Problem description — Only an exact reprint of all the data is acceptable.

(Material provided begins)

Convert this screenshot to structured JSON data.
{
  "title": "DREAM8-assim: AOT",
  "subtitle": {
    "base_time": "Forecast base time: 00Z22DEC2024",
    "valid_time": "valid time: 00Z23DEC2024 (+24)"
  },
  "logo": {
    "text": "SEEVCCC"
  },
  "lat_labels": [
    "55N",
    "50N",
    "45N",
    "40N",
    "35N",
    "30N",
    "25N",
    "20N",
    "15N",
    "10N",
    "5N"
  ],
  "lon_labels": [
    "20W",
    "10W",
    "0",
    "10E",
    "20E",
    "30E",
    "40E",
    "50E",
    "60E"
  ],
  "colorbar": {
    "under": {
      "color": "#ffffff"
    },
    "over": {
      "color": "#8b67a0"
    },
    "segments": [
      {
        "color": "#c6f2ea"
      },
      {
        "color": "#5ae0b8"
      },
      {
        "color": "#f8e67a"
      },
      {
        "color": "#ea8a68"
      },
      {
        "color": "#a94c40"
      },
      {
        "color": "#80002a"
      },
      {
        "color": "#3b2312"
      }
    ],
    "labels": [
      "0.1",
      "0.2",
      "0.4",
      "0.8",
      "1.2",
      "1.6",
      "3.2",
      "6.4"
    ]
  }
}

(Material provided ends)

Finished exercise —
Convert this screenshot to structured JSON data.
{
  "title": "DREAM8-assim: AOT",
  "subtitle": {
    "base_time": "Forecast base time: 00Z22DEC2024",
    "valid_time": "valid time: 00Z23DEC2024 (+24)"
  },
  "logo": {
    "text": "SEEVCCC"
  },
  "lat_labels": [
    "55N",
    "50N",
    "45N",
    "40N",
    "35N",
    "30N",
    "25N",
    "20N",
    "15N",
    "10N",
    "5N"
  ],
  "lon_labels": [
    "20W",
    "10W",
    "0",
    "10E",
    "20E",
    "30E",
    "40E",
    "50E",
    "60E"
  ],
  "colorbar": {
    "under": {
      "color": "#ffffff"
    },
    "over": {
      "color": "#8b67a0"
    },
    "segments": [
      {
        "color": "#c6f2ea"
      },
      {
        "color": "#5ae0b8"
      },
      {
        "color": "#f8e67a"
      },
      {
        "color": "#ea8a68"
      },
      {
        "color": "#a94c40"
      },
      {
        "color": "#80002a"
      },
      {
        "color": "#3b2312"
      }
    ],
    "labels": [
      "0.1",
      "0.2",
      "0.4",
      "0.8",
      "1.2",
      "1.6",
      "3.2",
      "6.4"
    ]
  }
}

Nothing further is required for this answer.